It has been an interest of mine for many years to record our local wildlife and having lived round Birmingham for most of my life I have found some of the best places to do it. Living near to the countryside there is every opportunity to explore and to find out more about our wildlife of which there is a lot.
My particular interest is in insects and butterflies and if anything else gets in the way then I try and capture it on my camera including flowers, fungi, birds, and the occasional landscape if the weather is good. Having been a professional Photographer for just over 35 years, mostly covering weddings and portraits with the occasional commercial project, it was quite a change when I took to capturing butterflies and insects. It has been just over three years ago when I bought my new camera which is a LUMIX, with LEICA optics, what superb images it produces.
I retired nearly two years ago and this newfound hobby has provided me with an interest and something to occupy my time, photographing butterflies is a real change to capturing people. Becoming a member of Butterfly Conservation last year, a charity devoted to saving butterflies, moths and their habitats throughout the UK, has provided me with so much information about these delightful creatures.
To date I have managed to record 19 of the 72 butterfly species in this country so I have got a long way to go before I see them all, with some of them being extremely rare and only found in very remote places - so I have set myself quite a task to complete over the next few years.
Rather than cover all the butterflies that I have recorded over the last three years I am going to concentrate on some gorgeous little Skippers of which I have photographed three species: Small Skipper, Essex Skipper, and the Large Skipper. These are by far my most captured and fascinating to observe. It must be said that the Small Skipper and Essex Skipper are very similar so not so easy to tell apart, here I will try to explain the differences.
All of these butterflies are fairly common provided you know their habitat, if you find one there will most certainly be more to follow. Small Skippers seem to live in quite large colonies and normally inhabit the same patches of tufted grass during one breeding season so once you find them you can go back again to record and observe them. One of the plants that they enjoy the most is Clover of which there are many, I have included some of these in my photos and they can be found basking on the long meadow grasses when the sun is out.
The most detailed of these three Skippers is the Large Skipper which has quite distinctive markings and tends to be found in the same areas as the Small Skipper living in large colonies. Similar to the Small Skippers they only have one generation per year and are around until August at the latest, the first can usually be spotted in early June. There is one thing you need to know when you are looking for any of these butterflies and that is they are very small, no bigger than 34mm (an inch and a half in old imperial measurements).
The difference between the Small and Essex Skipper is the colour on the tip of the antenna, on the Small it is orange and the Essex it is glossy black. This is not always easy to spot but you can see the difference between these two photos. The Essex Skipper live in large colonies and they tend to only be around for July and August inhabiting the same open grassland as the Small Skipper and feed of the same plants.

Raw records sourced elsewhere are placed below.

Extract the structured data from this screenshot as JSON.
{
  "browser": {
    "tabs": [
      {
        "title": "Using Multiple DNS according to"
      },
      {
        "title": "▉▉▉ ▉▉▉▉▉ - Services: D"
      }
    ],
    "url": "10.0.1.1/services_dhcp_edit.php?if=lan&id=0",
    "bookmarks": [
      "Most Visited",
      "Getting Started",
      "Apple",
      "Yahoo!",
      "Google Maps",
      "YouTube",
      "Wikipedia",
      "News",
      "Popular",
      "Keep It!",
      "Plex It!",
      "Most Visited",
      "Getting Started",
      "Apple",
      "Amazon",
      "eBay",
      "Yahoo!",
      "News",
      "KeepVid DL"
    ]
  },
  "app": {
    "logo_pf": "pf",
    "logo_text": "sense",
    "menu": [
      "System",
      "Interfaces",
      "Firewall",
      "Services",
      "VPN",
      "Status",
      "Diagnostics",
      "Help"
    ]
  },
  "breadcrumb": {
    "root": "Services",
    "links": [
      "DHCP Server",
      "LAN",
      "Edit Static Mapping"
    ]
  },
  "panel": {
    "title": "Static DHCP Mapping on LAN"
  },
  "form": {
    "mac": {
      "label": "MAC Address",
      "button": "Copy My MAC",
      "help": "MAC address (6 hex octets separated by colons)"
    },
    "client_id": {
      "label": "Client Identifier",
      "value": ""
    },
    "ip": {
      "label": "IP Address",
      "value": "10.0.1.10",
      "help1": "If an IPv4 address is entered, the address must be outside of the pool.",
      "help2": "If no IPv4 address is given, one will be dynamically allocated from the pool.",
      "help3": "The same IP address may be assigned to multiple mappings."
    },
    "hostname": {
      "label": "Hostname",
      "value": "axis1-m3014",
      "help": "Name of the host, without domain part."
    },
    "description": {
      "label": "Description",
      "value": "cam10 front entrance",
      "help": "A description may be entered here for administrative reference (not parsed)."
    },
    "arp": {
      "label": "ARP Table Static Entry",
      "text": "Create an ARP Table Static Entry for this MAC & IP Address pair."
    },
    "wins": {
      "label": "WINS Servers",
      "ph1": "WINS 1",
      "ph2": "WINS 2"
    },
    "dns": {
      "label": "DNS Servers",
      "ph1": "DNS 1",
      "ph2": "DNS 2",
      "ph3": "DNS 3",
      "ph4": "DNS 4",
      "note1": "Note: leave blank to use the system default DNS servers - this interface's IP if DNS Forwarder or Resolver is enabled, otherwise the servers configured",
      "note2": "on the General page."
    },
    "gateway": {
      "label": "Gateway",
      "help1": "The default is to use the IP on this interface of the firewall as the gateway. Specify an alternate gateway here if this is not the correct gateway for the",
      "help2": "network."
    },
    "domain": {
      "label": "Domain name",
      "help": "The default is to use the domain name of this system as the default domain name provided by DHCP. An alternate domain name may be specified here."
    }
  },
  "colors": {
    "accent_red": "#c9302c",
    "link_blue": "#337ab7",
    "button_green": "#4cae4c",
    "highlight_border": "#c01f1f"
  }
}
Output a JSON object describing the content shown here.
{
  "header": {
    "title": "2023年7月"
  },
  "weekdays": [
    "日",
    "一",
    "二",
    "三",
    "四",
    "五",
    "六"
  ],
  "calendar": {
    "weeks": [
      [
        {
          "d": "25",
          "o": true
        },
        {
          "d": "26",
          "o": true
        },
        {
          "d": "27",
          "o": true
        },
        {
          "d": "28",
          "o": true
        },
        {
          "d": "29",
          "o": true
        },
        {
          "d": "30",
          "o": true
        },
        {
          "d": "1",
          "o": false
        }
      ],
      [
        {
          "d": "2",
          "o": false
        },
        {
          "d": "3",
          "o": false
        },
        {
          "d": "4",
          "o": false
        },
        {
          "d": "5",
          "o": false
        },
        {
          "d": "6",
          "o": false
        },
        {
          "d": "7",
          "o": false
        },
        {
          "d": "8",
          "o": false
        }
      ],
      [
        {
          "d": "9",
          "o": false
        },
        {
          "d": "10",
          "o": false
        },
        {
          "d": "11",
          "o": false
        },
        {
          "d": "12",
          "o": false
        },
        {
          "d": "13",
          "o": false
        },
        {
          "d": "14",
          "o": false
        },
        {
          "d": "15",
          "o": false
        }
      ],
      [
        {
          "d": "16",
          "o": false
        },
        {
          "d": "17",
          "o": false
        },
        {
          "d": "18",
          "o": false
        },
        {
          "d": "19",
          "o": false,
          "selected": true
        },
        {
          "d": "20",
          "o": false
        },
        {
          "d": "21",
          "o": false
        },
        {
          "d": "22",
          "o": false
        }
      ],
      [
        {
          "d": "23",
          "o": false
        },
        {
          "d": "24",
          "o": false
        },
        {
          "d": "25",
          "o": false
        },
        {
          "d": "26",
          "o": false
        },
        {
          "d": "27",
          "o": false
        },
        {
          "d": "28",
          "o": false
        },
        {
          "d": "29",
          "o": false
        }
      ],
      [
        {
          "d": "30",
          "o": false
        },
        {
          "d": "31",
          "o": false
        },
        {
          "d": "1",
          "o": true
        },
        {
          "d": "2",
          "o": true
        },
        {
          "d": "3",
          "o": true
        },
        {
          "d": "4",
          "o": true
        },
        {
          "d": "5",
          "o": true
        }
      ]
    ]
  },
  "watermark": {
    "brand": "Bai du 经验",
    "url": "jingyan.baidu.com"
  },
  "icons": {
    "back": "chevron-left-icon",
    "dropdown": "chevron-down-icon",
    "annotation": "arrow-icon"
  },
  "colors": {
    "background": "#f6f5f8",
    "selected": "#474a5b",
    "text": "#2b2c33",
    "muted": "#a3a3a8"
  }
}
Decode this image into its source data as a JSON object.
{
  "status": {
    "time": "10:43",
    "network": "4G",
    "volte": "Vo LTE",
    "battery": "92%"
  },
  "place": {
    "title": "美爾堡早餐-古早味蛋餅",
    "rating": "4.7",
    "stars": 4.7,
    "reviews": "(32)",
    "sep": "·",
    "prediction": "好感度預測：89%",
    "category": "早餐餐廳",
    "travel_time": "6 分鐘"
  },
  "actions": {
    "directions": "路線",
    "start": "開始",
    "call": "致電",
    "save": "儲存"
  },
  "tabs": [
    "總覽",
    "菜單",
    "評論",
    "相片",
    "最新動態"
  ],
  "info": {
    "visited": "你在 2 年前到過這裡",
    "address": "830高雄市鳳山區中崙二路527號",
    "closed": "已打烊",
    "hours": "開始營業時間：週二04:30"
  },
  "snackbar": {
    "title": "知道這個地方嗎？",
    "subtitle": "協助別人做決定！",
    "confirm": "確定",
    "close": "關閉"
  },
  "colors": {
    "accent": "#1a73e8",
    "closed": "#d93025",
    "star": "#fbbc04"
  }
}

I hope my blog will encourage you to go out and find some Skippers and maybe even take some photos of them. Good luck with your own adventures!